The features of interventional chemotherapy
Why KOU is given interventional chemotherapy? The answer is related to the features of interventional chemotherapy including:
First, because her tumor is large, local administration with high concentration of chemo drugs, targeted at tumor, is strong enough to kill cancer cells.
Second, fewer side effects are found. The total dosage of chemo drugs of interventional chemotherapy is less than intravenous dosage, reducing the incidence of vomiting, hair loss and myelosuppression.
Third, interventional chemotherapy is better than a traditional one, used as postoperative adjuvant chemotherapy, preoperative neo-adjuvant chemotherapy and palliative treatment. It is well suitable for patients who are afraid of the side effects caused by systemic intravenous chemotherapy, unwilling to undergo intravenous chemotherapy and insensitive to intravenous chemotherapy.
Doctor in charge, Chen Zhixian said that the cause of cholangiocarcinoma is unclear, and its relationship with cholelithiasis is not as close as that with gallbladder cancer. Therefore, without effective method, primary prevention of cholangiocarcinoma is mainly the prevention and treatment of hepatolithiasis as well as regular health checkups. Secondary prevention is the focus of cholangiocarcinoma. Precluding cholelithiasis, hepatitis, cirrhosis and other diseases, patients with obstructive jaundice might possibly develop cholangiocarcinoma, so they should undergo B-ultrasound, CT, PTC and ERCP as soon as possible for early detection, diagnosis and treatment on the basis of detailed medical history and comprehensive physical examination.
Before leaving our hospital, KOU would like to thank the staff here for their care and encouragement. She said that she will be optimistic and try her best to fight against cancer in the future.

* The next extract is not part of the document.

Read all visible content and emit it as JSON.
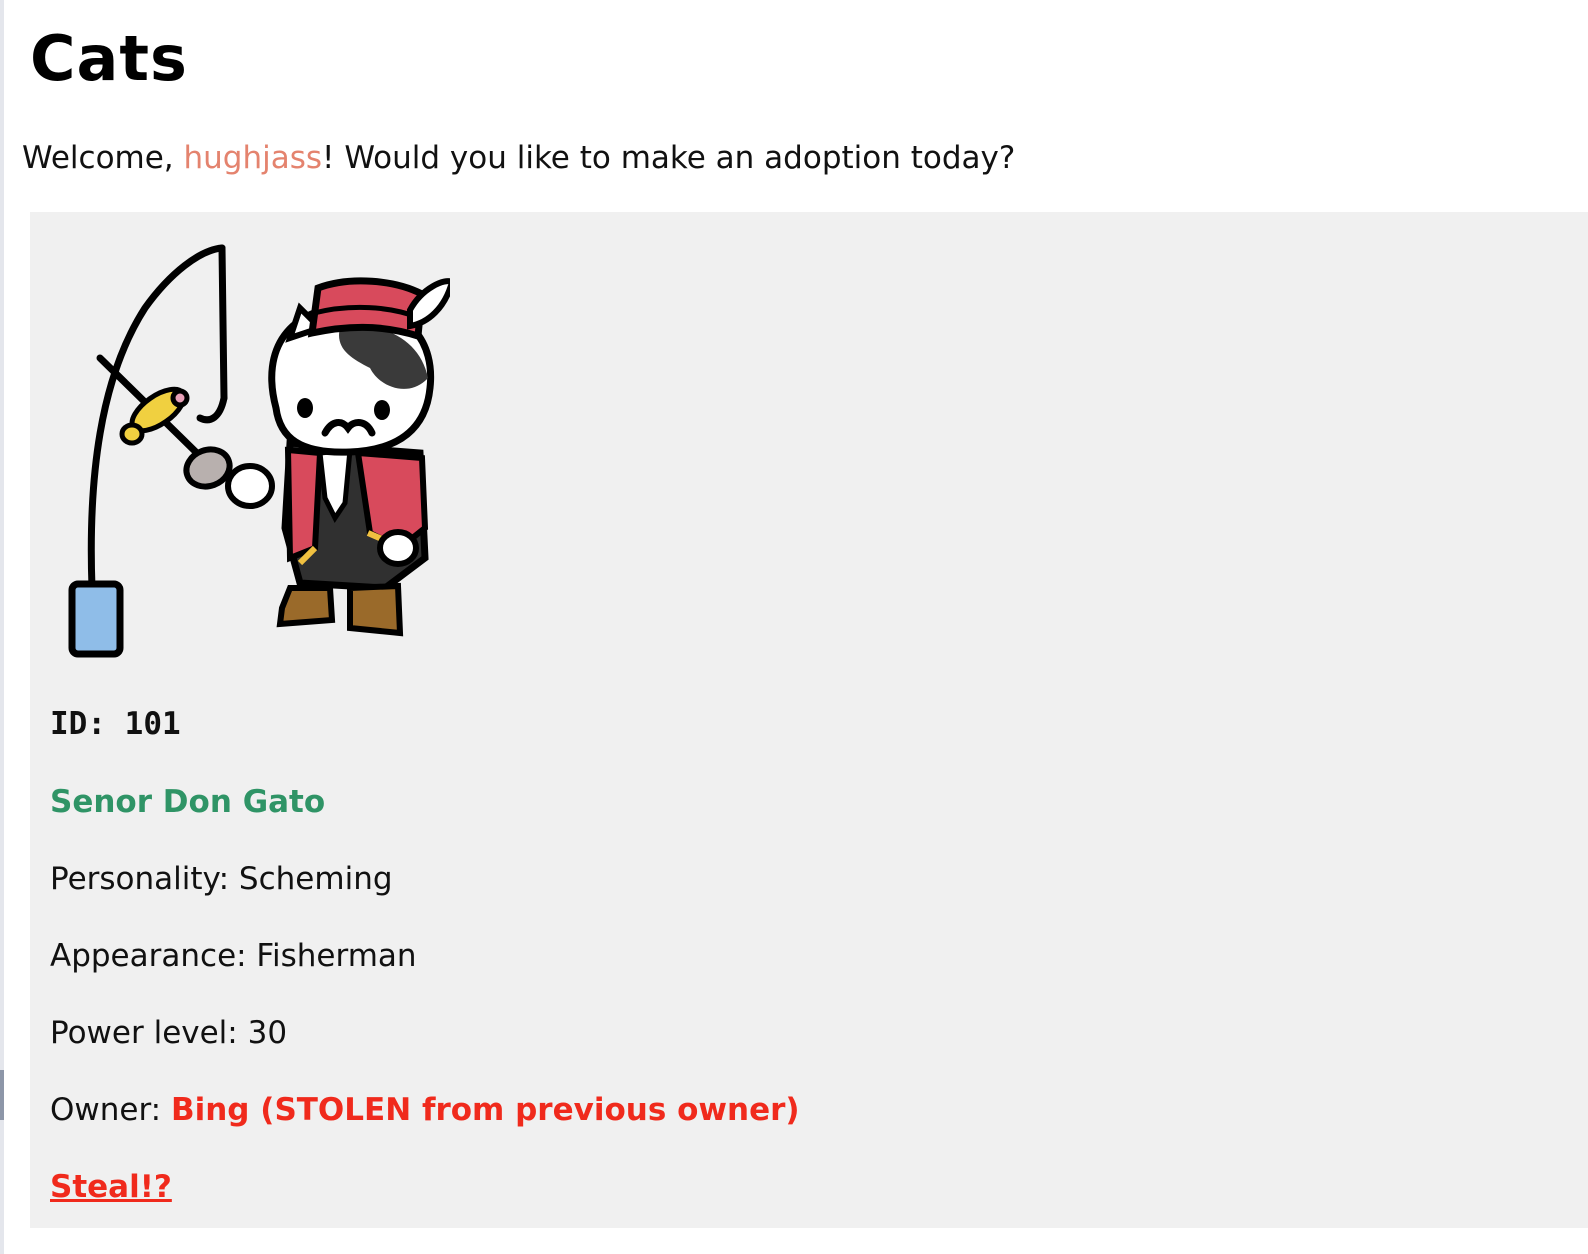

As a mother, she must bring optimism to her children so that they can bravely overcome difficulties no matter what will happen next, and will not live with regrets in the rest of their life.